Published on June 12th, 2015 | by Damien Straker
Cobain: Montage of Heck – Film Review
Arts Alliance presents a film by Brett Morgen
Produced by Brett Morgen and Danielle Renfrew Behrens
Written by Brett Morgen
Music by Kurt Cobain and Nirvana
Edited by Joe Beshenkovsky, Brett Morgen
Running Time: 120 minutes
Release Date: Available now on DVD and Digital Stores (iTunes)
At the end of Brett Morgen’s HBO documentary about the lead singer of Nirvana, one might continue to ask why Kurt Cobain appealed to many young people prior to his suicide at the age of twenty-seven. As a glaring example of Cobain and Nirvana’s popularity, their album Nevermind sold 30 million copies. Montage of Heck sheds light on Cobain’s relatively normal upbringing, which is partly what I would attribute to Cobain’s magnetism to young people: the familiarity of his life experiences and his lack of pretentions. When asked to whom he’s playing he reflected on his universal appeal: “I’m playing to kids in general. It doesn’t matter where they come from. We have the same problems and we basically have the same thoughts”. Cobain’s family dramas as a child reflect of some of these common problems. Cobain’s parents married in the 1960s and their divorce saw Kurt shifting between two families and highlighted his sense of displacement. He was a hyperactive and troubled child but this isn’t abnormal for anyone whose parents have divorced. Similarly, the documentary doesn’t shy from his sexual desires as a teenager either, including his feeling of inadequacy and a confronting near-encounter with a girl with Down syndrome. After leaving school Cobain was a janitor, but not lacking in creativity, and his discovery of the underground music scene provided a sense of belonging and great sensitivity about his work. But even after becoming famous he retained his shy demeanor, hiding himself beneath long mattered blonde hair and scruffy clothes, stating he wasn’t interested in interviews. His raw and unpolished demeanor is a stark contrast to how music groups are presented today with groups like One Direction being polished within an inch of their life and deemed overly manufactured or overproduced by some critics. Perhaps it’s ultimately this contrast to modern pop culture, Cobain’s lack of gloss or posturing, which developed a bridge between himself and the youth culture. Outside of the artist and his persona, the music remains stirring in its headbanging glory, and the quality of these rock tunes is another obvious reason for Cobain’s popularity and endurance.

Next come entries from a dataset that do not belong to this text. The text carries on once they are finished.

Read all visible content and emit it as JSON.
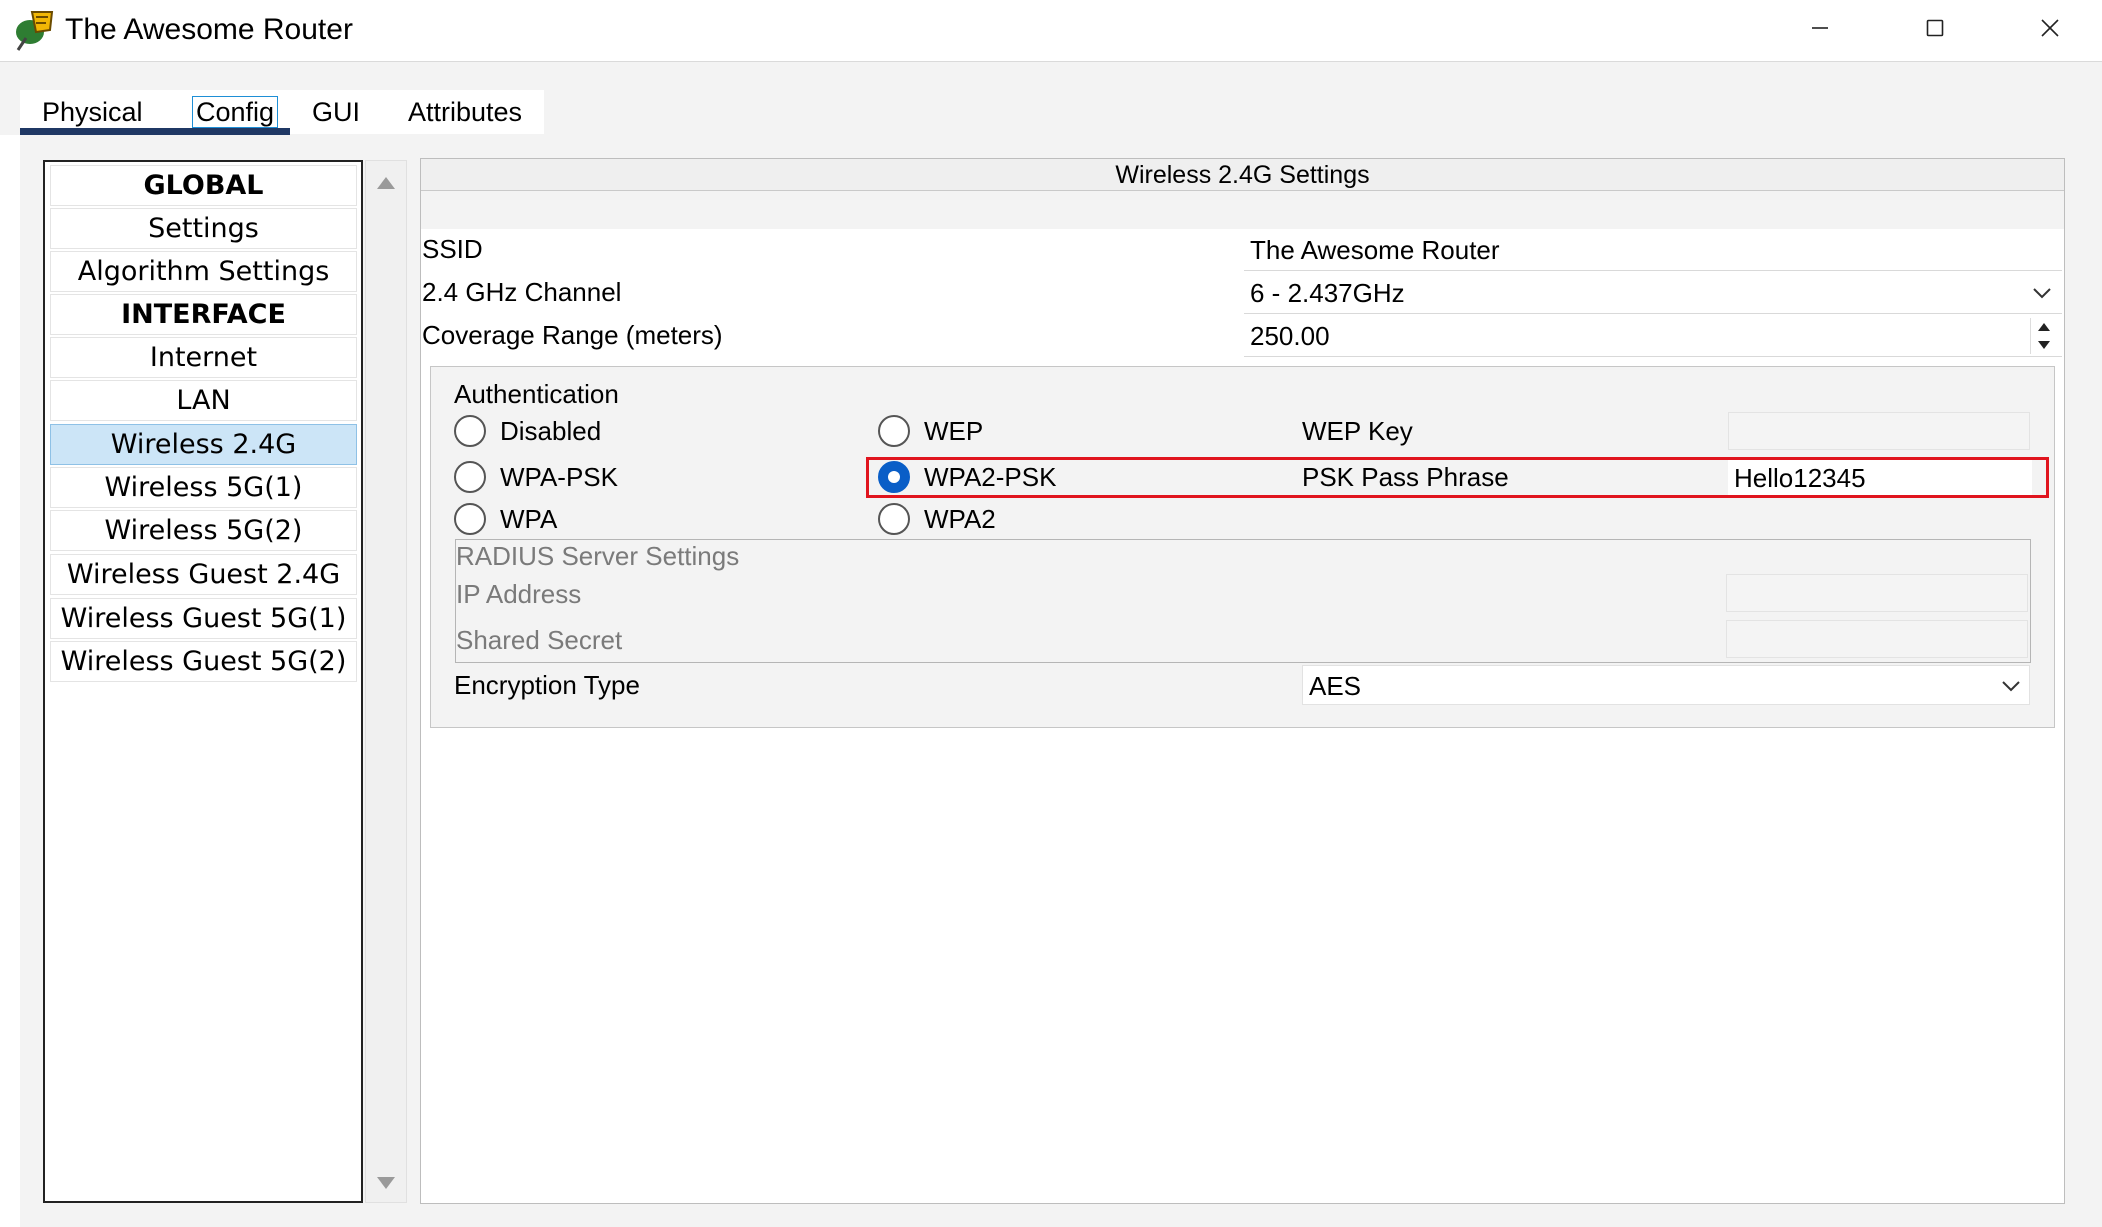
{
  "window": {
    "title": "The Awesome Router",
    "controls": [
      "minimize-icon",
      "maximize-icon",
      "close-icon"
    ]
  },
  "tabs": [
    {
      "label": "Physical"
    },
    {
      "label": "Config",
      "active": true
    },
    {
      "label": "GUI"
    },
    {
      "label": "Attributes"
    }
  ],
  "sidebar": {
    "items": [
      {
        "label": "GLOBAL",
        "header": true
      },
      {
        "label": "Settings"
      },
      {
        "label": "Algorithm Settings"
      },
      {
        "label": "INTERFACE",
        "header": true
      },
      {
        "label": "Internet"
      },
      {
        "label": "LAN"
      },
      {
        "label": "Wireless 2.4G",
        "selected": true
      },
      {
        "label": "Wireless 5G(1)"
      },
      {
        "label": "Wireless 5G(2)"
      },
      {
        "label": "Wireless Guest 2.4G"
      },
      {
        "label": "Wireless Guest 5G(1)"
      },
      {
        "label": "Wireless Guest 5G(2)"
      }
    ]
  },
  "panel": {
    "title": "Wireless 2.4G Settings",
    "ssid_label": "SSID",
    "ssid_value": "The Awesome Router",
    "channel_label": "2.4 GHz Channel",
    "channel_value": "6 - 2.437GHz",
    "coverage_label": "Coverage Range (meters)",
    "coverage_value": "250.00",
    "auth": {
      "heading": "Authentication",
      "options": {
        "disabled": "Disabled",
        "wep": "WEP",
        "wpa_psk": "WPA-PSK",
        "wpa2_psk": "WPA2-PSK",
        "wpa": "WPA",
        "wpa2": "WPA2"
      },
      "selected": "WPA2-PSK",
      "wep_key_label": "WEP Key",
      "wep_key_value": "",
      "psk_label": "PSK Pass Phrase",
      "psk_value": "Hello12345"
    },
    "radius": {
      "heading": "RADIUS Server Settings",
      "ip_label": "IP Address",
      "ip_value": "",
      "secret_label": "Shared Secret",
      "secret_value": ""
    },
    "encryption_label": "Encryption Type",
    "encryption_value": "AES"
  },
  "colors": {
    "selection": "#cce5f7",
    "tab_underline": "#1f3864",
    "radio_checked": "#0a5ec7",
    "highlight": "#e0141e"
  }
}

As a documentary Montage of Heck’s strength is dissolving the glorified rock image some might have of Cobain, as it works extensively to characterise him as a troubled but real person. The most effective method of humanising him is through the home footage material, some of which showcases him at home with his wife Courtney Love and their baby girl Frances. These scenes are deliberately banal and simple, which proves an effective technique for showing him plainly as a father. It’s visualising Cobain’s desire at play: to be loved and accepted while playing his music. Also effective are some of the performance scenes with the crowds of fans being juxtaposed against those everyday moments and the home footage material. It’s complimentary to when a person says they could never seeing him having an everyday job. However, an ongoing stylistic flaw is in the documentary’s format, with the highly stylised material best described as overly busy. Morgen resorts to animated sequences of Cobain, visual representations of his diary, more abstract animated images and warped sounds over the real footage of him as a child. It’s about finding the balance. While it can be bland in documentaries to have talking heads, some of the stranger images seem overwrought on a first viewing. I preferred the simplicity and elegance of the camera placed on people like Cobain’s first girlfriend or his friends and listening to their personal firsthand accounts of the artist. Some of the stories about him, particularly in the second half, become emotionally taxing like learning how the media exposed Courtney Love’s use of heroin while pregnant. The combination of personal accounts and the personal footage of Cobain’s own wilting physical frame, bending under his own ongoing drug addiction, makes these sequences ache. The film neatly bookends itself with two of Cobain’s most personal and universal experiences: the feeling of love and displacement. Cobain’s suicide attempts are attributed to a paranoid thought about Courtney preparing to cheat on him. It is disturbing and tragic but it also makes you remember how life started for the artist: he was someone who wanted to belong to other people but even after all he achieved as an artist, he still felt lacking as an adult and a person. It typifies how quickly his adult life was cut short and how family was his greatest measure of his self-worth.
Summary: Outside of the artist and his persona, the music remains stirring in its headbanging glory.